Take this class if you want to have a class which you wont attend after the first one. Seriously, after going to one or two, you will realize that there is no logical reason to attend thic class. First of all, it is extremely boring, not only the professor, but also the stuff she teaches. Secondly, she goes from slides and posts all the slides to courseworks, so youll know what you are missing before the exams. And laslty, she posts practice exams, which are identical to the actual exams, only the numbers in the questions are changed (if there is no number to be changed in that question, youll see the exact question.) By the way all exams including the final are multiple choice (Man this class is really a joke). So if you want an easy A without even going to class and without spending time on the material, take this one. If you want to learn chemistry, you should go somewhere else.

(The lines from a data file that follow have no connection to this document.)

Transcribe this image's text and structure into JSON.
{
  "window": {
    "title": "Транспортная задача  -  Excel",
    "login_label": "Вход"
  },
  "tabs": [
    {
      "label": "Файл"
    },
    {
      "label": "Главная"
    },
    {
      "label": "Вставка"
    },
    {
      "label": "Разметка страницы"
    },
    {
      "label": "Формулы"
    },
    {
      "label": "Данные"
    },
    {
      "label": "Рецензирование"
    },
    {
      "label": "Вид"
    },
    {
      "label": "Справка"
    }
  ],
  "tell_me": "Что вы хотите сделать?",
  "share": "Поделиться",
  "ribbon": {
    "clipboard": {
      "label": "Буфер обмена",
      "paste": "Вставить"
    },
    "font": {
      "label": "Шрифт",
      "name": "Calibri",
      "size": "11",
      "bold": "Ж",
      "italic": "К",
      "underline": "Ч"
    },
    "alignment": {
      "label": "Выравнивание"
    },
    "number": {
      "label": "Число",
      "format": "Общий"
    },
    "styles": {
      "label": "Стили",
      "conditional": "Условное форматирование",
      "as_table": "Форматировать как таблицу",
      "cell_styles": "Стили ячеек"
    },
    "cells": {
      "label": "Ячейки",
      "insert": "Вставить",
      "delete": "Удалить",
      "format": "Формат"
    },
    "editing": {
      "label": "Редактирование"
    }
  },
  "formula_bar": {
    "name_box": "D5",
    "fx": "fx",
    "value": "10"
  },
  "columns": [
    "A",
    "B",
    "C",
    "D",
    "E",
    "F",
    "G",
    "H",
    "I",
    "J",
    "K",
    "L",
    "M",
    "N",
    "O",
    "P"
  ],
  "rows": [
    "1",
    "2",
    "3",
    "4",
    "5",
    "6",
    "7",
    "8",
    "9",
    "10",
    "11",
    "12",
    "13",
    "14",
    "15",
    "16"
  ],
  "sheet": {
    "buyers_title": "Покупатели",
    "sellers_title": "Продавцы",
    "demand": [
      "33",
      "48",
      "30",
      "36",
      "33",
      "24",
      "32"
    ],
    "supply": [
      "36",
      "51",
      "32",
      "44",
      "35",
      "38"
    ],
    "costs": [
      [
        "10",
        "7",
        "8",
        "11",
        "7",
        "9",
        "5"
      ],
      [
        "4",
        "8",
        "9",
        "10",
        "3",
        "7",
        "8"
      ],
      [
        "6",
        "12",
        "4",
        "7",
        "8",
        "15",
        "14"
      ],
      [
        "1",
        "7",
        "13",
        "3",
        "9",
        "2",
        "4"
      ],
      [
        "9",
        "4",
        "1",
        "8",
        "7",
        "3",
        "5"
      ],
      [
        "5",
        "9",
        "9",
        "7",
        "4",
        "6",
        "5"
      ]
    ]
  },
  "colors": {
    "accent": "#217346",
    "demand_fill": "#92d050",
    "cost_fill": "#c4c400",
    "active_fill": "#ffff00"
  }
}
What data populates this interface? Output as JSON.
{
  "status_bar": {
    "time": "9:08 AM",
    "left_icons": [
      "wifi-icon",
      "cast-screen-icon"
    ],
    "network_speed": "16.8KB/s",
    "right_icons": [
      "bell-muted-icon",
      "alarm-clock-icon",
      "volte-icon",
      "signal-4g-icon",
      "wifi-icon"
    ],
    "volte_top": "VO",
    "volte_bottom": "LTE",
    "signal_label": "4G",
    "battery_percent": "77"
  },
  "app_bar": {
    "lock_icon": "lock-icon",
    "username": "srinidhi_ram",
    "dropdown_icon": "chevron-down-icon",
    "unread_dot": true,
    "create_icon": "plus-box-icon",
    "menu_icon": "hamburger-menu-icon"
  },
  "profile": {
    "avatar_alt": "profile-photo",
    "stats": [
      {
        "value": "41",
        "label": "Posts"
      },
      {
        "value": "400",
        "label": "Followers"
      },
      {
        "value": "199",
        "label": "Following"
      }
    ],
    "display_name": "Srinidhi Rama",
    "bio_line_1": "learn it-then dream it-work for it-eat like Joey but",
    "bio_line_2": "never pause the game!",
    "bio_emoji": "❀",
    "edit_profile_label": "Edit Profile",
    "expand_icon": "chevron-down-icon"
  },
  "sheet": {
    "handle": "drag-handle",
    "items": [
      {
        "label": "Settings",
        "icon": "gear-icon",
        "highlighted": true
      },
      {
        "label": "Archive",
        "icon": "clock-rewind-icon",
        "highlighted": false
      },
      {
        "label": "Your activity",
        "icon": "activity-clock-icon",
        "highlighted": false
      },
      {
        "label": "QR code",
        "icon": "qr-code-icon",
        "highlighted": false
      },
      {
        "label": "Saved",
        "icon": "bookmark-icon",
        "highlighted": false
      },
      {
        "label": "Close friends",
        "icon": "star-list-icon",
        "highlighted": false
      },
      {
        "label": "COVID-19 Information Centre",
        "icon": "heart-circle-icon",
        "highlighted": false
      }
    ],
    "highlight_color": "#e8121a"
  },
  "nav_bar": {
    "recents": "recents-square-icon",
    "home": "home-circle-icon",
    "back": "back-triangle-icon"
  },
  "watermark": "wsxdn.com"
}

Does all lessons with projector. Basically high school chemistry all over again. Easy if you remember it, more difficult if you don't. Professor McDermott is very interested in chemistry, though, so she teaches with a lot of enthusiasm. Encourages questions. First few lessons are history of chem. Later gets into how chem relates to today's world. Gives some extra credit, which includes filling out a course evaluation online and writing questions for her to use on the exams. If she uses them, you get credit. Homework is optional, but exams are easier if you do it. There's A LOT of homework.
I spent most of the class wondering why I physically could not stay awake. McDermott seems to honestly try to put together an interesting lecture; she speaks clearly, attempts to incorporate applicable facts, addresses questions quickly, and seems to offer sufficient outside help (although I never took advantage of this). However, all of her lectures tend to blend together into one long slideshow of meaningless pictures and equations with no real information or explanation. The class also jumps around from chapter to chapter which makes just reading the book difficult as well. The 20 question m/c exams are pretty straightforward and come from the practice tests. One standard deviation was usually the equivalence of 1-3 questions, so your final grade really depends on how many of the practice tests you read through and how good you are with m/c.
Ann is a great professor! As you can tell I loved this class and I didn't even get a grade I like. If you don't have a good background in chemistry (no AP course or it was all over your head) this class is for you. Ann keeps the work at a moderate pace and tries to make sure everyone understands the material before moving on. This means if you already have a good grasp of chem and really want to get a strong science major approach with the concepts -take TURRO. A few students complained for harder material and many students were able to pass the exams without attending class. Ann posts her lectures on-line and does follow the text material (no surprises). (Shows you how nice she is.) Ann truly cares about the students understanding the material; is always available and approachable; keeps good TAs; and is straightforward with the work. This felt like a chem class for non-science majors. A great thing for those who don't have a strong science background. Her grading is very fair and even lienient.
Ann is a very good chemistry professor. Her lectures are well-organized, she makes sure that the students understand the material, and she means it when she says that 80% of the test material will be from homework. She consistently advertises her office hours and help sessions as well. If you see her name next to a chemistry section you wish to take, sign up because it will be a good experience